Exercise: What lines in the entries hold the string "logged"? List them.

Data to examine:
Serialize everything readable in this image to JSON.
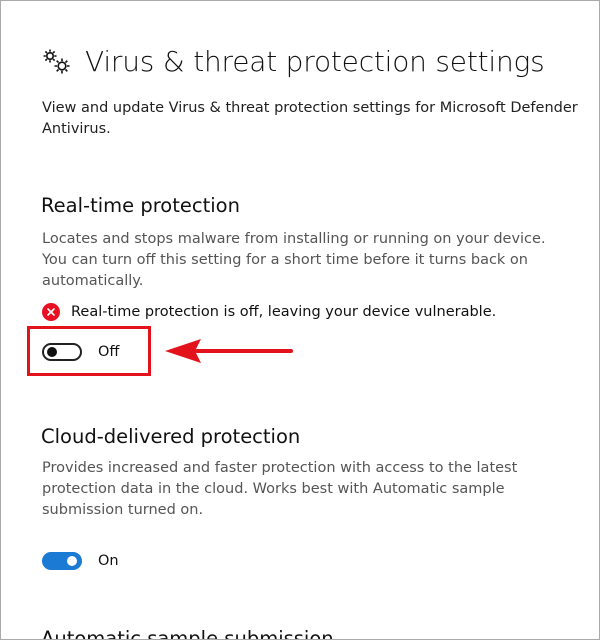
{
  "header": {
    "title": "Virus & threat protection settings",
    "description": "View and update Virus & threat protection settings for Microsoft Defender Antivirus."
  },
  "realtime": {
    "title": "Real-time protection",
    "description": "Locates and stops malware from installing or running on your device. You can turn off this setting for a short time before it turns back on automatically.",
    "alert_text": "Real-time protection is off, leaving your device vulnerable.",
    "toggle_label": "Off",
    "toggle_state": "off"
  },
  "cloud": {
    "title": "Cloud-delivered protection",
    "description": "Provides increased and faster protection with access to the latest protection data in the cloud. Works best with Automatic sample submission turned on.",
    "toggle_label": "On",
    "toggle_state": "on"
  },
  "next_section_partial_title": "Automatic sample submission",
  "colors": {
    "accent": "#1b7bd4",
    "error": "#e81123",
    "annotation": "#e3131c"
  },
  "icons": [
    "gear-icon",
    "error-icon"
  ]
}
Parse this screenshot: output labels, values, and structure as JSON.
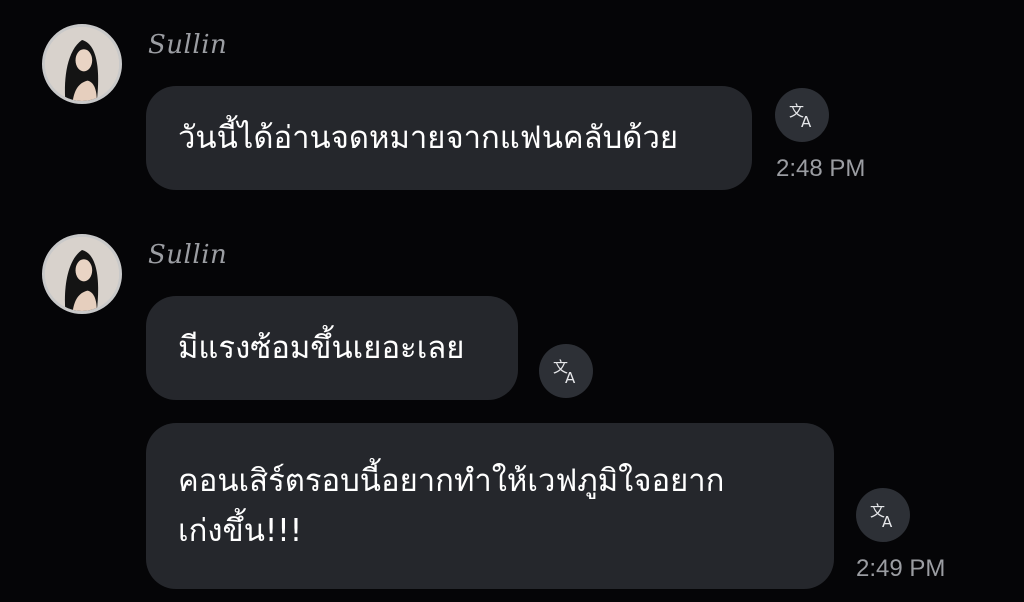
{
  "messages": [
    {
      "sender": "Sullin",
      "text": "วันนี้ได้อ่านจดหมายจากแฟนคลับด้วย",
      "time": "2:48 PM"
    },
    {
      "sender": "Sullin",
      "text": "มีแรงซ้อมขึ้นเยอะเลย"
    },
    {
      "text_line1": "คอนเสิร์ตรอบนี้อยากทำให้เวฟภูมิใจอยาก",
      "text_line2": "เก่งขึ้น!!!",
      "time": "2:49 PM"
    }
  ],
  "icons": {
    "translate": "translate-icon",
    "avatar": "avatar"
  },
  "colors": {
    "background": "#050507",
    "bubble": "#25272c",
    "muted": "#9b9da2"
  }
}
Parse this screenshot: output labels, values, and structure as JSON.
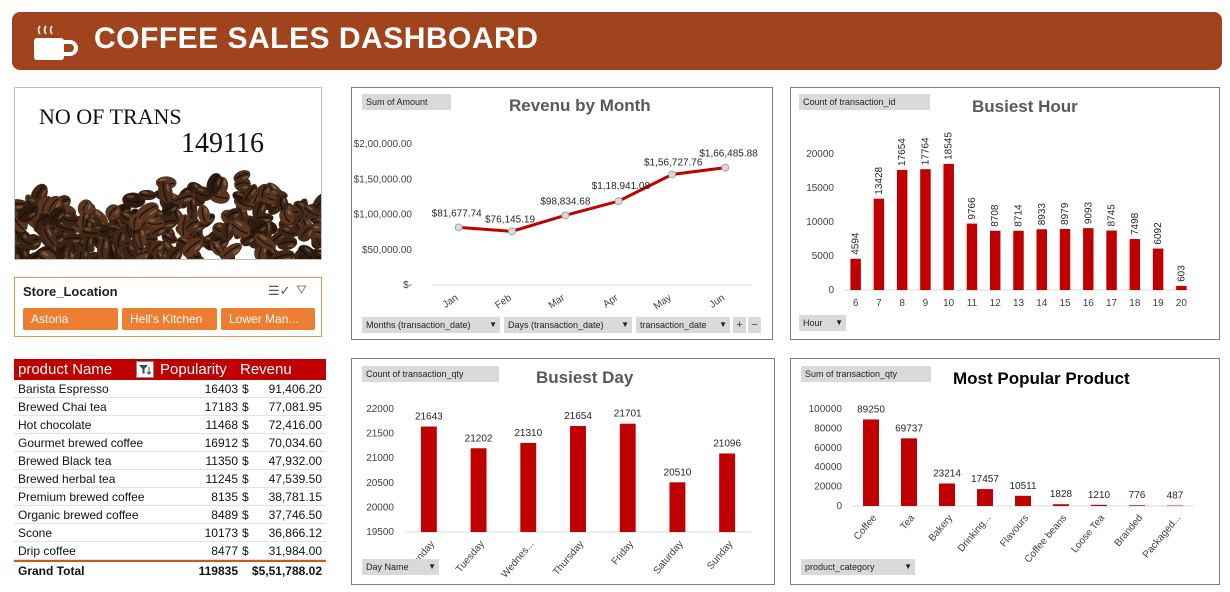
{
  "header": {
    "title": "COFFEE SALES DASHBOARD",
    "icon": "coffee-cup-icon",
    "bg_color": "#a0441e"
  },
  "kpi": {
    "label": "NO OF TRANS",
    "value": "149116"
  },
  "slicer": {
    "title": "Store_Location",
    "items": [
      "Astoria",
      "Hell's Kitchen",
      "Lower Man..."
    ],
    "accent": "#ed7d31",
    "icons": [
      "multi-select-icon",
      "clear-filter-icon"
    ]
  },
  "product_table": {
    "headers": {
      "name": "product Name",
      "popularity": "Popularity",
      "revenue": "Revenu"
    },
    "currency": "$",
    "rows": [
      {
        "name": "Barista Espresso",
        "pop": "16403",
        "rev": "91,406.20"
      },
      {
        "name": "Brewed Chai tea",
        "pop": "17183",
        "rev": "77,081.95"
      },
      {
        "name": "Hot chocolate",
        "pop": "11468",
        "rev": "72,416.00"
      },
      {
        "name": "Gourmet brewed coffee",
        "pop": "16912",
        "rev": "70,034.60"
      },
      {
        "name": "Brewed Black tea",
        "pop": "11350",
        "rev": "47,932.00"
      },
      {
        "name": "Brewed herbal tea",
        "pop": "11245",
        "rev": "47,539.50"
      },
      {
        "name": "Premium brewed coffee",
        "pop": "8135",
        "rev": "38,781.15"
      },
      {
        "name": "Organic brewed coffee",
        "pop": "8489",
        "rev": "37,746.50"
      },
      {
        "name": "Scone",
        "pop": "10173",
        "rev": "36,866.12"
      },
      {
        "name": "Drip coffee",
        "pop": "8477",
        "rev": "31,984.00"
      }
    ],
    "total": {
      "name": "Grand Total",
      "pop": "119835",
      "rev": "$5,51,788.02"
    }
  },
  "revenue_chart": {
    "tag": "Sum of Amount",
    "title": "Revenu by Month",
    "filters": [
      "Months (transaction_date)",
      "Days (transaction_date)",
      "transaction_date"
    ],
    "plus": "+",
    "minus": "−"
  },
  "hour_chart": {
    "tag": "Count of transaction_id",
    "title": "Busiest Hour",
    "filter": "Hour"
  },
  "day_chart": {
    "tag": "Count of transaction_qty",
    "title": "Busiest Day",
    "filter": "Day Name"
  },
  "product_chart": {
    "tag": "Sum of transaction_qty",
    "title": "Most Popular Product",
    "filter": "product_category"
  },
  "chart_data": [
    {
      "type": "line",
      "title": "Revenu by Month",
      "categories": [
        "Jan",
        "Feb",
        "Mar",
        "Apr",
        "May",
        "Jun"
      ],
      "values": [
        81677.74,
        76145.19,
        98834.68,
        118941.08,
        156727.76,
        166485.88
      ],
      "labels": [
        "$81,677.74",
        "$76,145.19",
        "$98,834.68",
        "$1,18,941.08",
        "$1,56,727.76",
        "$1,66,485.88"
      ],
      "yticks": [
        "$-",
        "$50,000.00",
        "$1,00,000.00",
        "$1,50,000.00",
        "$2,00,000.00"
      ],
      "ylim": [
        0,
        200000
      ],
      "color": "#c00000"
    },
    {
      "type": "bar",
      "title": "Busiest Hour",
      "categories": [
        "6",
        "7",
        "8",
        "9",
        "10",
        "11",
        "12",
        "13",
        "14",
        "15",
        "16",
        "17",
        "18",
        "19",
        "20"
      ],
      "values": [
        4594,
        13428,
        17654,
        17764,
        18545,
        9766,
        8708,
        8714,
        8933,
        8979,
        9093,
        8745,
        7498,
        6092,
        603
      ],
      "yticks": [
        "0",
        "5000",
        "10000",
        "15000",
        "20000"
      ],
      "ylim": [
        0,
        20000
      ],
      "color": "#c00000"
    },
    {
      "type": "bar",
      "title": "Busiest Day",
      "categories": [
        "Monday",
        "Tuesday",
        "Wednes...",
        "Thursday",
        "Friday",
        "Saturday",
        "Sunday"
      ],
      "values": [
        21643,
        21202,
        21310,
        21654,
        21701,
        20510,
        21096
      ],
      "yticks": [
        "19500",
        "20000",
        "20500",
        "21000",
        "21500",
        "22000"
      ],
      "ylim": [
        19500,
        22000
      ],
      "color": "#c00000"
    },
    {
      "type": "bar",
      "title": "Most Popular Product",
      "categories": [
        "Coffee",
        "Tea",
        "Bakery",
        "Drinking...",
        "Flavours",
        "Coffee beans",
        "Loose Tea",
        "Branded",
        "Packaged..."
      ],
      "values": [
        89250,
        69737,
        23214,
        17457,
        10511,
        1828,
        1210,
        776,
        487
      ],
      "yticks": [
        "0",
        "20000",
        "40000",
        "60000",
        "80000",
        "100000"
      ],
      "ylim": [
        0,
        100000
      ],
      "color": "#c00000"
    }
  ]
}
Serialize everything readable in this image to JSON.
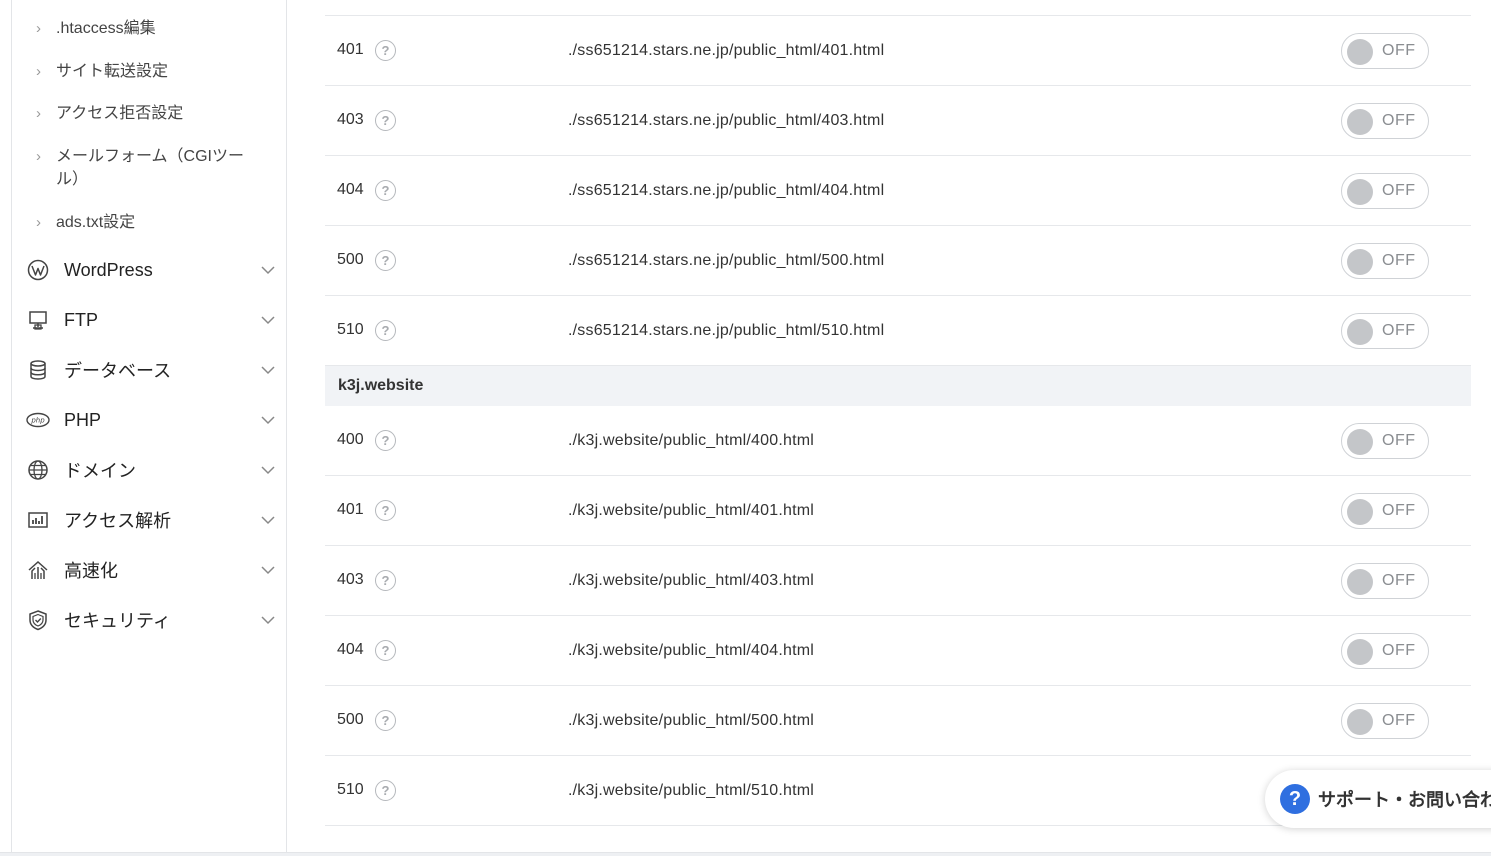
{
  "sidebar": {
    "sub_items": [
      {
        "label": ".htaccess編集"
      },
      {
        "label": "サイト転送設定"
      },
      {
        "label": "アクセス拒否設定"
      },
      {
        "label": "メールフォーム（CGIツール）"
      },
      {
        "label": "ads.txt設定"
      }
    ],
    "menu_items": [
      {
        "label": "WordPress",
        "icon": "wordpress-icon"
      },
      {
        "label": "FTP",
        "icon": "ftp-icon"
      },
      {
        "label": "データベース",
        "icon": "database-icon"
      },
      {
        "label": "PHP",
        "icon": "php-icon"
      },
      {
        "label": "ドメイン",
        "icon": "globe-icon"
      },
      {
        "label": "アクセス解析",
        "icon": "analytics-icon"
      },
      {
        "label": "高速化",
        "icon": "speed-icon"
      },
      {
        "label": "セキュリティ",
        "icon": "shield-icon"
      }
    ]
  },
  "help_glyph": "?",
  "toggle_off_label": "OFF",
  "domain1_rows": [
    {
      "code": "401",
      "path": "./ss651214.stars.ne.jp/public_html/401.html"
    },
    {
      "code": "403",
      "path": "./ss651214.stars.ne.jp/public_html/403.html"
    },
    {
      "code": "404",
      "path": "./ss651214.stars.ne.jp/public_html/404.html"
    },
    {
      "code": "500",
      "path": "./ss651214.stars.ne.jp/public_html/500.html"
    },
    {
      "code": "510",
      "path": "./ss651214.stars.ne.jp/public_html/510.html"
    }
  ],
  "domain2": {
    "name": "k3j.website",
    "rows": [
      {
        "code": "400",
        "path": "./k3j.website/public_html/400.html"
      },
      {
        "code": "401",
        "path": "./k3j.website/public_html/401.html"
      },
      {
        "code": "403",
        "path": "./k3j.website/public_html/403.html"
      },
      {
        "code": "404",
        "path": "./k3j.website/public_html/404.html"
      },
      {
        "code": "500",
        "path": "./k3j.website/public_html/500.html"
      },
      {
        "code": "510",
        "path": "./k3j.website/public_html/510.html"
      }
    ]
  },
  "support": {
    "label": "サポート・お問い合わせ"
  },
  "colors": {
    "accent": "#2f6fe0",
    "toggle_knob": "#c4c6c9",
    "group_bg": "#f1f3f6"
  }
}
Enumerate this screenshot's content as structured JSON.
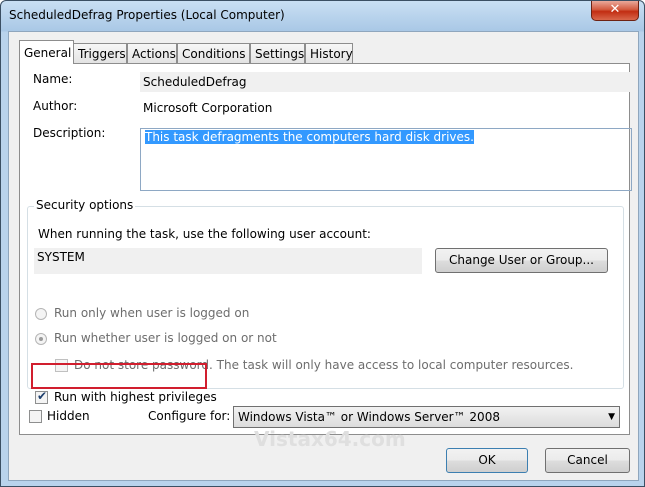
{
  "window": {
    "title": "ScheduledDefrag Properties (Local Computer)",
    "close_glyph": "✕"
  },
  "tabs": [
    "General",
    "Triggers",
    "Actions",
    "Conditions",
    "Settings",
    "History"
  ],
  "general": {
    "name_label": "Name:",
    "name_value": "ScheduledDefrag",
    "author_label": "Author:",
    "author_value": "Microsoft Corporation",
    "description_label": "Description:",
    "description_value": "This task defragments the computers hard disk drives."
  },
  "security": {
    "legend": "Security options",
    "account_prompt": "When running the task, use the following user account:",
    "account_value": "SYSTEM",
    "change_button": "Change User or Group...",
    "radio_logged_on": "Run only when user is logged on",
    "radio_whether": "Run whether user is logged on or not",
    "radio_selected": "whether",
    "do_not_store": "Do not store password.  The task will only have access to local computer resources.",
    "do_not_store_checked": false,
    "highest_privileges": "Run with highest privileges",
    "highest_privileges_checked": true
  },
  "footer": {
    "hidden_label": "Hidden",
    "hidden_checked": false,
    "configure_label": "Configure for:",
    "configure_value": "Windows Vista™ or Windows Server™ 2008",
    "ok_button": "OK",
    "cancel_button": "Cancel"
  },
  "watermark": "Vistax64.com",
  "colors": {
    "highlight_red": "#d11e2e",
    "selection_blue": "#3399ff"
  }
}
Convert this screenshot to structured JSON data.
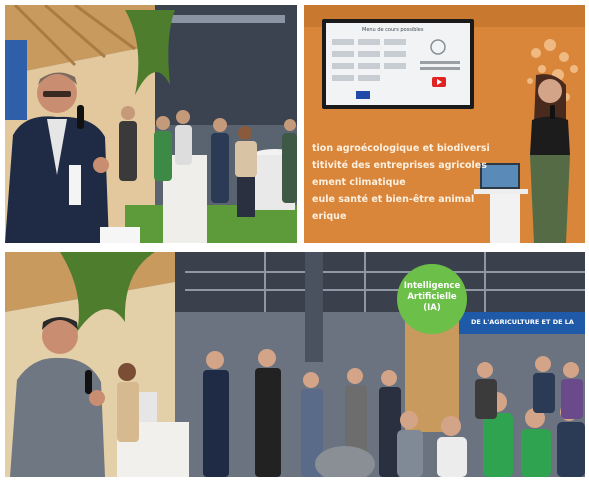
{
  "panel2": {
    "screen_title": "Menu de cours possibles",
    "wall_lines": [
      "tion agroécologique et biodiversi",
      "titivité des entreprises agricoles",
      "ement climatique",
      "eule santé et bien-être animal",
      "erique"
    ]
  },
  "panel3": {
    "sign_lines": [
      "Intelligence",
      "Artificielle",
      "(IA)"
    ],
    "banner_text": "DE L'AGRICULTURE ET DE LA"
  },
  "colors": {
    "wood": "#c99a5d",
    "orange_wall": "#d9853a",
    "ia_sign": "#6cc04a",
    "green_shirt": "#2fa34f",
    "grass": "#5d9a3a"
  }
}
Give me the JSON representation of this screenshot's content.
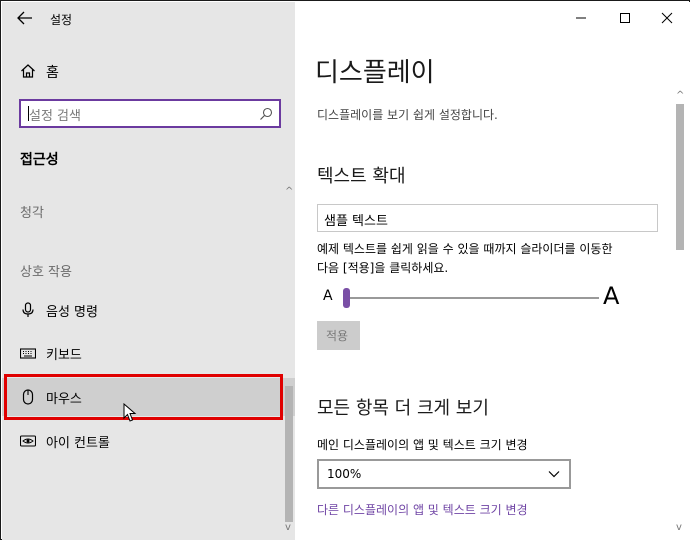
{
  "app": {
    "title": "설정"
  },
  "sidebar": {
    "home_label": "홈",
    "search_placeholder": "설정 검색",
    "section_title": "접근성",
    "groups": [
      "청각",
      "상호 작용"
    ],
    "items": [
      {
        "label": "음성 명령",
        "icon": "microphone-icon"
      },
      {
        "label": "키보드",
        "icon": "keyboard-icon"
      },
      {
        "label": "마우스",
        "icon": "mouse-icon",
        "selected": true
      },
      {
        "label": "아이 컨트롤",
        "icon": "eye-control-icon"
      }
    ]
  },
  "main": {
    "title": "디스플레이",
    "description": "디스플레이를 보기 쉽게 설정합니다.",
    "text_size": {
      "heading": "텍스트 확대",
      "sample_text": "샘플 텍스트",
      "instruction_line1": "예제 텍스트를 쉽게 읽을 수 있을 때까지 슬라이더를 이동한",
      "instruction_line2": "다음 [적용]을 클릭하세요.",
      "small_marker": "A",
      "large_marker": "A",
      "slider_level_percent": 0,
      "apply_label": "적용"
    },
    "everything_bigger": {
      "heading": "모든 항목 더 크게 보기",
      "dropdown_label": "메인 디스플레이의 앱 및 텍스트 크기 변경",
      "dropdown_value": "100%",
      "link_text": "다른 디스플레이의 앱 및 텍스트 크기 변경"
    }
  },
  "colors": {
    "accent": "#7045a5",
    "sidebar_bg": "#e6e6e6",
    "highlight_border": "#e00000"
  }
}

Exercise solution:
    "radio_logged_on": "Run only when user is logged on",
    "radio_whether": "Run whether user is logged on or not",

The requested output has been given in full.